An Edmonton mother is sharing her family’s experience having a loved one in the hospital during the COVID-19 pandemic, in hopes it helps people understand the mounting pressures on Alberta’s healthcare system.
Rebecca Pinto’s daughter, Ophelia, was born nine weeks premature.
“She was born very small, very tiny,” Pinto explained.
Ophelia was quickly admitted to the NICU at the Misericordia Hospital, and required the care of doctors, nurses, nutritionists and respiratory therapists.
“Constant observation, supported breathing, she needs to have tube feeds right now,” Pinto explained.
“She needed a heated bed to regulate her temperature.”
Last week, during a conversation with one of the staff members in the NICU, Pinto was told changes were coming to the unit, as a result of the pandemic.
“Nurses have to be redeployed to other units, other places, in order to help deal with the COVID crisis. There’s staff shortages everywhere,” she explained.
In a statement to Global News, Covenant Health said “With lower patient numbers in the NICU, some NICU staff have been reassigned to areas where more staff is required.”
“Any reassigned staff who are working outside their usual areas of responsibility will be part of teams that are led by experienced staff with the necessary training to oversee patient care,” the health authority said.
The statement also noted that due to surging numbers of COVID-19 cases, hospitals across the province are working on an alternate care models.
“In the team model, there isn’t a nurse to patient ratio; but rather the assembled team on each unit will care for the patients,” the statement said.
For Pinto, the idea that nurses have to be pulled from the NICU is worrisome.
“It’s just really sad that’s where we have to get our staff from because we are so short and so overwhelmed.”
So far, she’s been very pleased with the quality of care Ophelia has received at the hospital, but is concerned about what might happen if the number of people testing positive for the novel coronavirus continues to grow.
“It makes me really worried for the future — like in a month.
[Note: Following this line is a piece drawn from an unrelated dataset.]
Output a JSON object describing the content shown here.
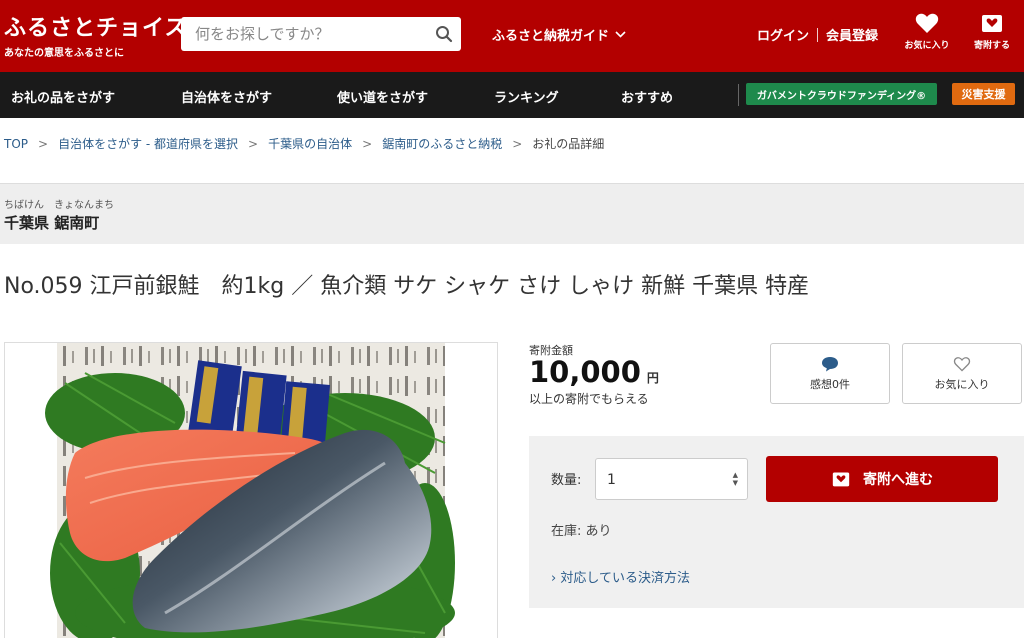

What’s it going to be like in a month?”
The Pintos will experience those changes firsthand, as Ophelia is expected to be in the NICU for another six to eight weeks.
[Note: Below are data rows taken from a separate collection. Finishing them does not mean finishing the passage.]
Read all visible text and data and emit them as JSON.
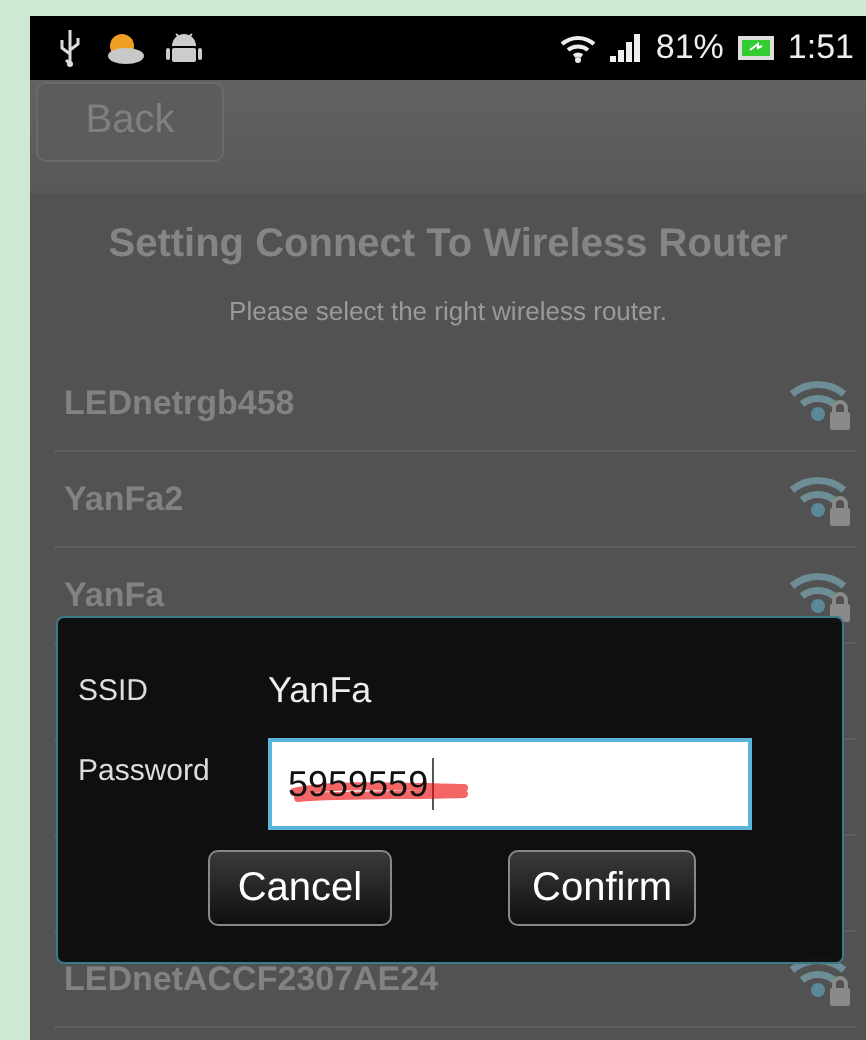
{
  "status_bar": {
    "battery_percent": "81%",
    "time": "1:51"
  },
  "toolbar": {
    "back_button": "Back"
  },
  "title": "Setting Connect To Wireless Router",
  "subtitle": "Please select the right wireless router.",
  "networks_above_dialog": [
    {
      "name": "LEDnetrgb458"
    },
    {
      "name": "YanFa2"
    },
    {
      "name": "YanFa"
    }
  ],
  "networks_below_dialog": [
    {
      "name": "LEDnetACCF2307AE24"
    }
  ],
  "dialog": {
    "ssid_label": "SSID",
    "ssid_value": "YanFa",
    "password_label": "Password",
    "password_value": "5959559",
    "buttons": [
      "Cancel",
      "Confirm"
    ]
  }
}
Her older sister, grandparents, aunts, uncles and cousins won’t get to meet her during that time because of COVID-19 precautions in hospitals.
Ophelia’s mom chose to share her story in hopes of encouraging others to take all the necessary precautions, to alleviate some of the mounting pressures across the healthcare system.
“This doesn’t affect just the people who have COVID, or their family members, or their friends, or the people who are high risk — it’s affecting everyone,” she said.
“This COVID crisis is affecting even these brand new babies.”